#### TASK DIRECTIONS
Word for word, please restate each record and pass over the pictures.

#### RECORDS FOR THIS EXERCISE
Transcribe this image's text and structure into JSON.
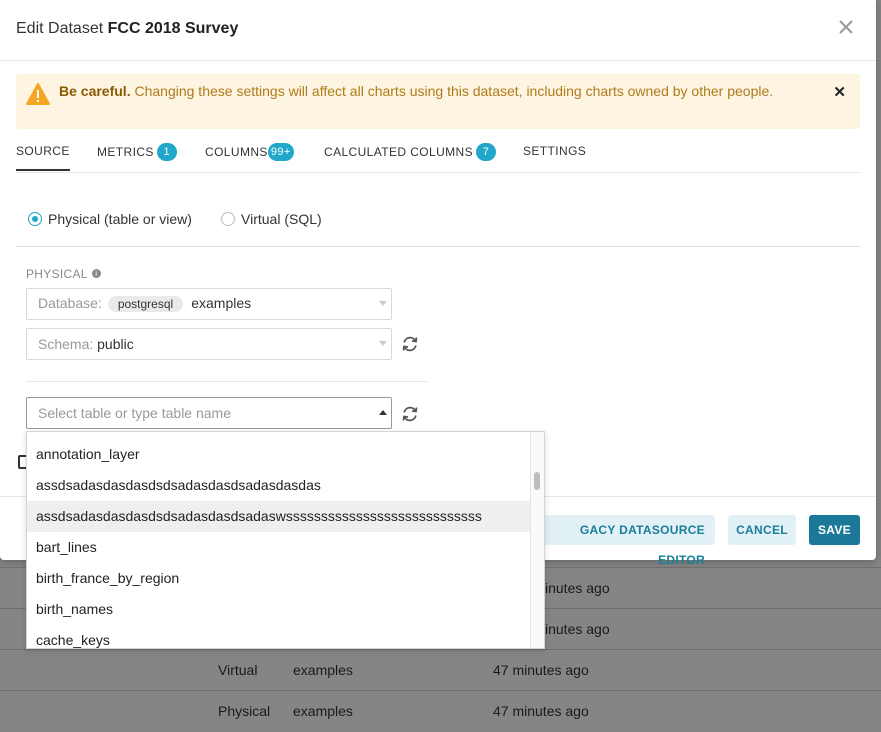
{
  "modal": {
    "title_prefix": "Edit Dataset",
    "title_name": "FCC 2018 Survey"
  },
  "alert": {
    "bold": "Be careful.",
    "text": " Changing these settings will affect all charts using this dataset, including charts owned by other people."
  },
  "tabs": [
    {
      "label": "SOURCE",
      "badge": ""
    },
    {
      "label": "METRICS",
      "badge": "1"
    },
    {
      "label": "COLUMNS",
      "badge": "99+"
    },
    {
      "label": "CALCULATED COLUMNS",
      "badge": "7"
    },
    {
      "label": "SETTINGS",
      "badge": ""
    }
  ],
  "source": {
    "physical_label": "Physical (table or view)",
    "virtual_label": "Virtual (SQL)",
    "selected": "physical",
    "section_label": "PHYSICAL",
    "database_label": "Database:",
    "database_engine": "postgresql",
    "database_name": "examples",
    "schema_label": "Schema:",
    "schema_value": "public",
    "table_placeholder": "Select table or type table name"
  },
  "dropdown": {
    "options": [
      "annotation_layer",
      "assdsadasdasdasdsdsadasdasdsadasdasdas",
      "assdsadasdasdasdsdsadasdasdsadaswssssssssssssssssssssssssssss",
      "bart_lines",
      "birth_france_by_region",
      "birth_names",
      "cache_keys"
    ],
    "highlighted_index": 2
  },
  "footer": {
    "legacy_button": "GACY DATASOURCE EDITOR",
    "cancel_button": "CANCEL",
    "save_button": "SAVE"
  },
  "background_rows": [
    {
      "type": "",
      "database": "",
      "modified": "inutes ago"
    },
    {
      "type": "",
      "database": "",
      "modified": "inutes ago"
    },
    {
      "type": "Virtual",
      "database": "examples",
      "modified": "47 minutes ago"
    },
    {
      "type": "Physical",
      "database": "examples",
      "modified": "47 minutes ago"
    }
  ],
  "colors": {
    "accent": "#20a7c9",
    "primary_button": "#1b7899",
    "alert_bg": "#fdf4e2",
    "alert_icon": "#f5a623"
  }
}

#### OUTPUT OF THE EXERCISE
Transcribe this image's text and structure into JSON.
{
  "modal": {
    "title_prefix": "Edit Dataset",
    "title_name": "FCC 2018 Survey"
  },
  "alert": {
    "bold": "Be careful.",
    "text": " Changing these settings will affect all charts using this dataset, including charts owned by other people."
  },
  "tabs": [
    {
      "label": "SOURCE",
      "badge": ""
    },
    {
      "label": "METRICS",
      "badge": "1"
    },
    {
      "label": "COLUMNS",
      "badge": "99+"
    },
    {
      "label": "CALCULATED COLUMNS",
      "badge": "7"
    },
    {
      "label": "SETTINGS",
      "badge": ""
    }
  ],
  "source": {
    "physical_label": "Physical (table or view)",
    "virtual_label": "Virtual (SQL)",
    "selected": "physical",
    "section_label": "PHYSICAL",
    "database_label": "Database:",
    "database_engine": "postgresql",
    "database_name": "examples",
    "schema_label": "Schema:",
    "schema_value": "public",
    "table_placeholder": "Select table or type table name"
  },
  "dropdown": {
    "options": [
      "annotation_layer",
      "assdsadasdasdasdsdsadasdasdsadasdasdas",
      "assdsadasdasdasdsdsadasdasdsadaswssssssssssssssssssssssssssss",
      "bart_lines",
      "birth_france_by_region",
      "birth_names",
      "cache_keys"
    ],
    "highlighted_index": 2
  },
  "footer": {
    "legacy_button": "GACY DATASOURCE EDITOR",
    "cancel_button": "CANCEL",
    "save_button": "SAVE"
  },
  "background_rows": [
    {
      "type": "",
      "database": "",
      "modified": "inutes ago"
    },
    {
      "type": "",
      "database": "",
      "modified": "inutes ago"
    },
    {
      "type": "Virtual",
      "database": "examples",
      "modified": "47 minutes ago"
    },
    {
      "type": "Physical",
      "database": "examples",
      "modified": "47 minutes ago"
    }
  ],
  "colors": {
    "accent": "#20a7c9",
    "primary_button": "#1b7899",
    "alert_bg": "#fdf4e2",
    "alert_icon": "#f5a623"
  }
}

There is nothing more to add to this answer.